When he was in office, President Donald J. Trump often complained that he felt battered and under assault, but that did not compare with the physical beating a wax statue of the former president recently endured at a Texas attraction.
The figure of Mr. Trump had been punched and scratched so much lately that it was removed from display for repairs this week at the attraction, Louis Tussaud’s Palace of Wax in San Antonio.
The assault was not the first time a wax likeness of a president or a celebrity had been marred, highlighting a history of such cases extending back decades.
Wax statues of politicians, including former presidents Barack Obama and George W. Bush, have been temporarily removed from display after being damage or vandalized, said Suzanne Smagala-Potts, a spokeswoman for Ripley Entertainment, the company that operates the San Antonio location and a number of other wax and oddity attractions across the country.
“Sometimes it’s intentional. Sometimes it’s not,” Ms. Smagala-Potts said. “Oftentimes, some people may feel more strongly toward a political figure than a celebrity.”
A wax figure of Adolf Hitler was beheaded in 2008 by a protester at a Madame Tussauds museum in Berlin. After it was repaired, the wax Hitler was returned to the museum behind glass windows and with two guards to protect it.
A wax statue of the rapper Sean Combs, who is known as Diddy, was similarly disfigured in 2019 at Madame Tussauds in New York City after someone pushed the figure, severing its head, The Associated Press reported. Madame Tussauds and Louis Tussaud’s share similar names but are run by different companies.
Ms. Smagala-Potts said she did not know if the San Antonio site would post guards near Mr. Trump’s wax figure after it is repaired.
Assaults on the wax figure of Mr. Trump became more frequent during the election last year. Even after the statue was moved to the lobby — where attendants could see it — the jabs and scratches did not stop, according to The San Antonio Express-News, which reported on the removal of the figure.
Mr. Trump’s figure was on display in a city that voted decidedly blue in the last election, in a state that stands out as a Republican stronghold.
The figure, which sported the former president’s signature red tie and cuff links, was part of a rotating display at the museum, Ms. Smagala-Potts said. A wax figure of President Biden is also in the works.
At attractions with wax figures, bad news coverage might lead to a figure’s being placed in a less-than-optimal position or its removal.

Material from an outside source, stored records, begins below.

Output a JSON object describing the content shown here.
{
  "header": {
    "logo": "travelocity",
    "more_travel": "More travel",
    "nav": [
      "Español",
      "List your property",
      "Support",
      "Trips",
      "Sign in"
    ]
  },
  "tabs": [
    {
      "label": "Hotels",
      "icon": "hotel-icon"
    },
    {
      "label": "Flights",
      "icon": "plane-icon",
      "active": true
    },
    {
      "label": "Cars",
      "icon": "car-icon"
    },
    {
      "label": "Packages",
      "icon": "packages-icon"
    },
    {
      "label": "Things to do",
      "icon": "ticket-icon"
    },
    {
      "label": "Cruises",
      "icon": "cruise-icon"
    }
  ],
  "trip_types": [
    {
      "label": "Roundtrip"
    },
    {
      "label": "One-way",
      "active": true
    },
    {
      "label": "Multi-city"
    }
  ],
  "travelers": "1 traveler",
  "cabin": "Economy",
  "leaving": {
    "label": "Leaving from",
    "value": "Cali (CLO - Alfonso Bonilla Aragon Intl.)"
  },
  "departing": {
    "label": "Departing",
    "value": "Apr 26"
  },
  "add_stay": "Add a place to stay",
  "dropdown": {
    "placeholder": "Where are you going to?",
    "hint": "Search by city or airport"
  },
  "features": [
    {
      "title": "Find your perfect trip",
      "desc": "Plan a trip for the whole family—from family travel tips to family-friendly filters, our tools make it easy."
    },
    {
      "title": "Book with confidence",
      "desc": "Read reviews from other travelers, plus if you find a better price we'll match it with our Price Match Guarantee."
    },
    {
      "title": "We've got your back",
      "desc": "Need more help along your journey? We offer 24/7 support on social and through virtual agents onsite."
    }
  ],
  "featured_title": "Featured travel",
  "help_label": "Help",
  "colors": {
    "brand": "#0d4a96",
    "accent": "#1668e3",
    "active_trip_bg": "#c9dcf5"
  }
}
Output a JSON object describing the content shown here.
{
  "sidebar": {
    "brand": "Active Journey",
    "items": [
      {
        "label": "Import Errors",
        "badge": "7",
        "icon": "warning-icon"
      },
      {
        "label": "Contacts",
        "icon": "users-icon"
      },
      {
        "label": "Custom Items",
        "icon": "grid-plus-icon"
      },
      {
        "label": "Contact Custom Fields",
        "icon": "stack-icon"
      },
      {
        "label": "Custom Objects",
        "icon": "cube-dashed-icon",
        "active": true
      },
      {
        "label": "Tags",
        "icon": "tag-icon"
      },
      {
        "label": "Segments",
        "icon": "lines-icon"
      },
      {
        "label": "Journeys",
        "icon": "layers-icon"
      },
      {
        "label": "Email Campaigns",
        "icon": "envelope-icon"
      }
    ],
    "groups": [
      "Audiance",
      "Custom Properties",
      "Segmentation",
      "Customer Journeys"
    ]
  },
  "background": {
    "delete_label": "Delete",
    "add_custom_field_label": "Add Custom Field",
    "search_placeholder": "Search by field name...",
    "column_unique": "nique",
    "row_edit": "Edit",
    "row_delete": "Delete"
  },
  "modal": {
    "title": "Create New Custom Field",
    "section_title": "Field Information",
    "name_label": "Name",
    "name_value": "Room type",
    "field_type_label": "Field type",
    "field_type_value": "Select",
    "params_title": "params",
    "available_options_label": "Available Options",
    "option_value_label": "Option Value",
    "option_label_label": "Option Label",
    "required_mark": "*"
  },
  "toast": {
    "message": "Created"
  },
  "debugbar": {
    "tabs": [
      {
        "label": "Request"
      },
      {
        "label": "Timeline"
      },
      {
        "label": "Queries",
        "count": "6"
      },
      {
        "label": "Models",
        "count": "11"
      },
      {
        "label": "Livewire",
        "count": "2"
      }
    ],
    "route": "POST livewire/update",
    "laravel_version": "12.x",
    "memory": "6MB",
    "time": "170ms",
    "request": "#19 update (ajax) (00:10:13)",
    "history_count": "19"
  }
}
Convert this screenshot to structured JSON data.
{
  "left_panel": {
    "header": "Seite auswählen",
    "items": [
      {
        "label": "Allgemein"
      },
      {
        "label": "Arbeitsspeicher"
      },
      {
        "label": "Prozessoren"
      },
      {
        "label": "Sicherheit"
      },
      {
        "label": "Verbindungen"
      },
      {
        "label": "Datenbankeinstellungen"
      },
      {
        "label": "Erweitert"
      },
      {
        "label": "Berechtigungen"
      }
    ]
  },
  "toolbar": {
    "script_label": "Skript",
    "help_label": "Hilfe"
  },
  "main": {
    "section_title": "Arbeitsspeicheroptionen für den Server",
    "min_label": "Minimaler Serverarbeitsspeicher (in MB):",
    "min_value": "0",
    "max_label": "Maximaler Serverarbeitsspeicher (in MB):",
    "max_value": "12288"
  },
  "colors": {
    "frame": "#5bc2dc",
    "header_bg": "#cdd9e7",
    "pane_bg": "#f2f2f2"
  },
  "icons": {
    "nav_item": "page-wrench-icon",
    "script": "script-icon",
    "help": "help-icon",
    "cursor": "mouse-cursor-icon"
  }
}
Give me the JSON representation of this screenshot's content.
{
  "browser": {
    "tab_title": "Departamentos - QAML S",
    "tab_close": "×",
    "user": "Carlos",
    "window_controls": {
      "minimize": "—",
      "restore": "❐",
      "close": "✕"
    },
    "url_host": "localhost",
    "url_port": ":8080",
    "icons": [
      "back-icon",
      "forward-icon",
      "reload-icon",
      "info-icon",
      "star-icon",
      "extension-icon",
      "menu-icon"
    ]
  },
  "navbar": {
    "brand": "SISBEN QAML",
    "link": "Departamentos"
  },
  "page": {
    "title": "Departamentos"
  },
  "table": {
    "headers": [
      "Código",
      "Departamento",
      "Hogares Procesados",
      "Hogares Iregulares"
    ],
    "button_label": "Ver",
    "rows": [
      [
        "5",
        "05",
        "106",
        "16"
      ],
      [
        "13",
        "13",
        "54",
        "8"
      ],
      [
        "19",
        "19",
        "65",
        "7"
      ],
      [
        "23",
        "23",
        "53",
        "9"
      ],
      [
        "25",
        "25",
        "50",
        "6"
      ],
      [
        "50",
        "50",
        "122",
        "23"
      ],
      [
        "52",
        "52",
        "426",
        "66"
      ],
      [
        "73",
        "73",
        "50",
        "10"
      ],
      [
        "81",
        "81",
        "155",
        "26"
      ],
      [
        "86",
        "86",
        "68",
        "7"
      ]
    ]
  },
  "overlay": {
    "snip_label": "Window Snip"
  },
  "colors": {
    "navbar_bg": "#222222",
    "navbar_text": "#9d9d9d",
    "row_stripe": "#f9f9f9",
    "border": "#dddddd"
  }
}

When Matt Lauer, the former “Today” show anchor, was accused of sexual harassment in 2017, his likeness was removed from Madame Tussauds in New York City. By contrast, an actor’s recent Oscar win might warrant a wax figure’s being moved to a more visible spot.
For a $24.99 admission fee, the San Antonio site has more than 200 life-size figures on display. Some are available for visitors to take selfies with, including President Vladimir V. Putin of Russia; North Korea’s leader, Kim Jong-un; and the actor Dwayne Johnson, known as the Rock.
Ms. Smagala-Potts said that rules about touching the figures varied at the company’s locations but that guests were encouraged to take photos with the statues. Damage is often a result of “wear and tear” where selfies are welcome, she said. A visitor might walk too close to or bump into the likes of Miley Cyrus or Lady Gaga, for example.
It takes more than 20 artists more than 800 hours to complete a wax figure, Madame Tussauds said. The process includes more than 200 measurements, which are used to create a metal skeleton and a clay mold for the wax to be poured into. Artists rely on photos if the subject is not available in person.
The company said all of its figures were about 2 percent larger than the actual subjects because the wax shrinks. The heads and the bodies are made separately because it takes more than a month to insert individual strands of human hair into the wax.
Madame Tussauds’ exhibits date back more than 200 years, though the first U.S. location was opened in Las Vegas in 1999. Each site has a studio artist to do daily touch-ups and regular maintenance of the figures, said Brittany Williams, a company spokeswoman.
“If a hand is held too tightly, or too many guests have run their fingers through the hair of a famous figure, our studio artists have a treasure trove of tools to fully restore the wax figure and place it back in the spotlight,” Ms. Williams said.